  • Handling multiple ISPs to achieve ISP diversity requires additional time for sourcing, onboarding, and managing your ISPs. This complexity grows with the size of your company, the number of sites, or the geographical scope.
  • Different technologies may imply, in addition to dealing with different providers, having to consider different SLAs or compromising on less bandwidth for the secondary line. Further, integrating different technologies into a seamless network can be technically challenging, resulting in longer lead times or higher costs.
  • In some regions, local regulations may prevent the construction of new infrastructure or the use of certain technologies, limiting your options.
  • The lack of market insight adds to the complexity, demanding extra procurement time when evaluating local ISPs to ensure they can provide the levels of diversity you need. Different ISPs may share the same infrastructure or converge at a point susceptible to a common failure. Not knowing this can impact your choice.
  • Site SLAs add the capability to have a single availability SLA on a per-site level instead of on a per-service level, guaranteeing your business’s availability. However, this is difficult to achieve when contracting from two different providers.

But wait. When there are challenges, we see opportunity. Luckily, we know a way or two to help you achieve diversity for your global sites – without the headache.

Diversity with just a few clicks

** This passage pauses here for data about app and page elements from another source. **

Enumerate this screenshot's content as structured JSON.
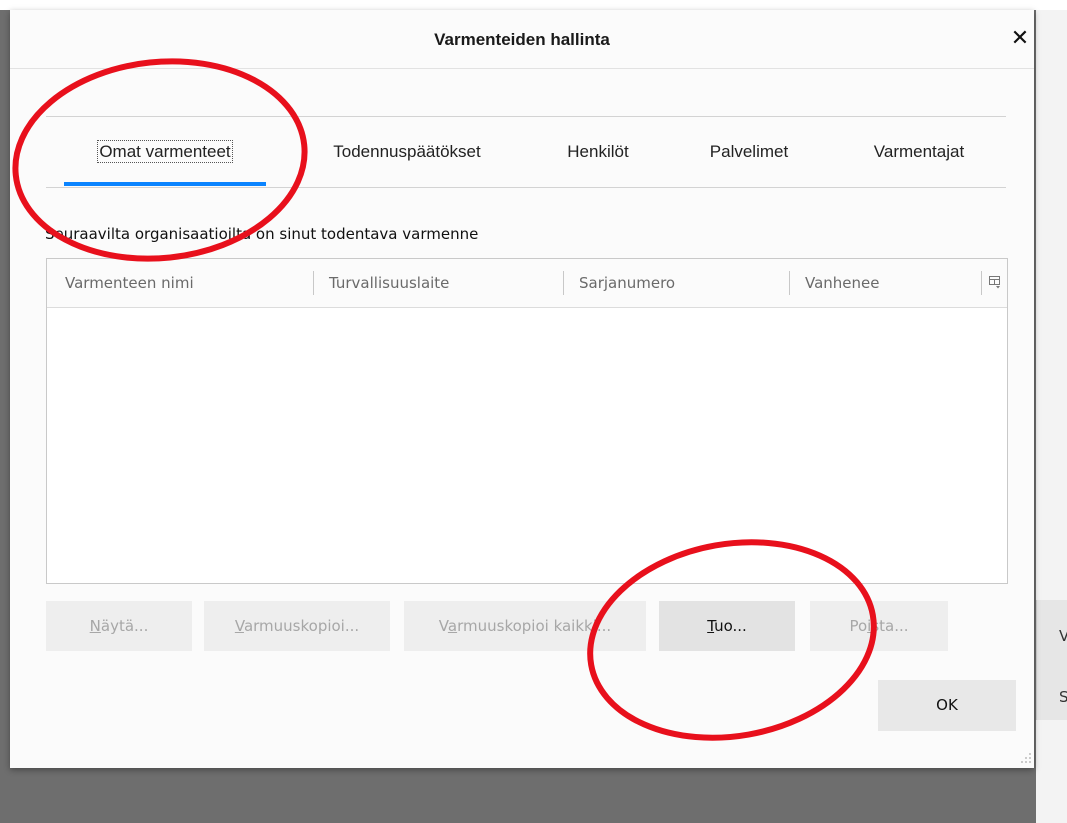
{
  "dialog": {
    "title": "Varmenteiden hallinta",
    "close_glyph": "✕"
  },
  "tabs": [
    {
      "label": "Omat varmenteet",
      "active": true
    },
    {
      "label": "Todennuspäätökset",
      "active": false
    },
    {
      "label": "Henkilöt",
      "active": false
    },
    {
      "label": "Palvelimet",
      "active": false
    },
    {
      "label": "Varmentajat",
      "active": false
    }
  ],
  "description": "Seuraavilta organisaatioilta on sinut todentava varmenne",
  "table": {
    "columns": [
      "Varmenteen nimi",
      "Turvallisuuslaite",
      "Sarjanumero",
      "Vanhenee"
    ],
    "rows": [],
    "column_picker_icon": "column-picker-icon"
  },
  "buttons": {
    "view": {
      "first": "N",
      "rest": "äytä...",
      "enabled": false
    },
    "backup": {
      "first": "V",
      "rest": "armuuskopioi...",
      "enabled": false
    },
    "backup_all": {
      "pre": "V",
      "mid": "a",
      "rest": "rmuuskopioi kaikki...",
      "enabled": false
    },
    "import": {
      "first": "T",
      "rest": "uo...",
      "enabled": true
    },
    "delete": {
      "pre": "Po",
      "mid": "i",
      "rest": "sta...",
      "enabled": false
    },
    "ok": "OK"
  },
  "background_side_letters": [
    "V",
    "S"
  ],
  "colors": {
    "accent": "#0a84ff",
    "annotation": "#e8101c"
  }
}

Imagine designing and selecting your global network by ticking a few boxes, including your diversity requirements. Well, now you can.

At GNX, we simplify the process of sourcing and managing global connectivity—and everything in between. With our carrier-neutral and automated platform, GNX+, you’ll gain access to our database of 1,500+ ISPs worldwide, with updated information on pricing, SLAs, lead time, and more, to make better, more informed decisions.

Looking for full path diversity at your most critical sites? Simply select your preferences, and we’ll take care of the rest. Not sure where to start? No worries. Behind our platform, there’s a team of global internet experts that have your back: from solution design all the way to service rollout, management, and support (and all under one contract, invoice, and point of contact).

Reach out, and we’ll take it from there.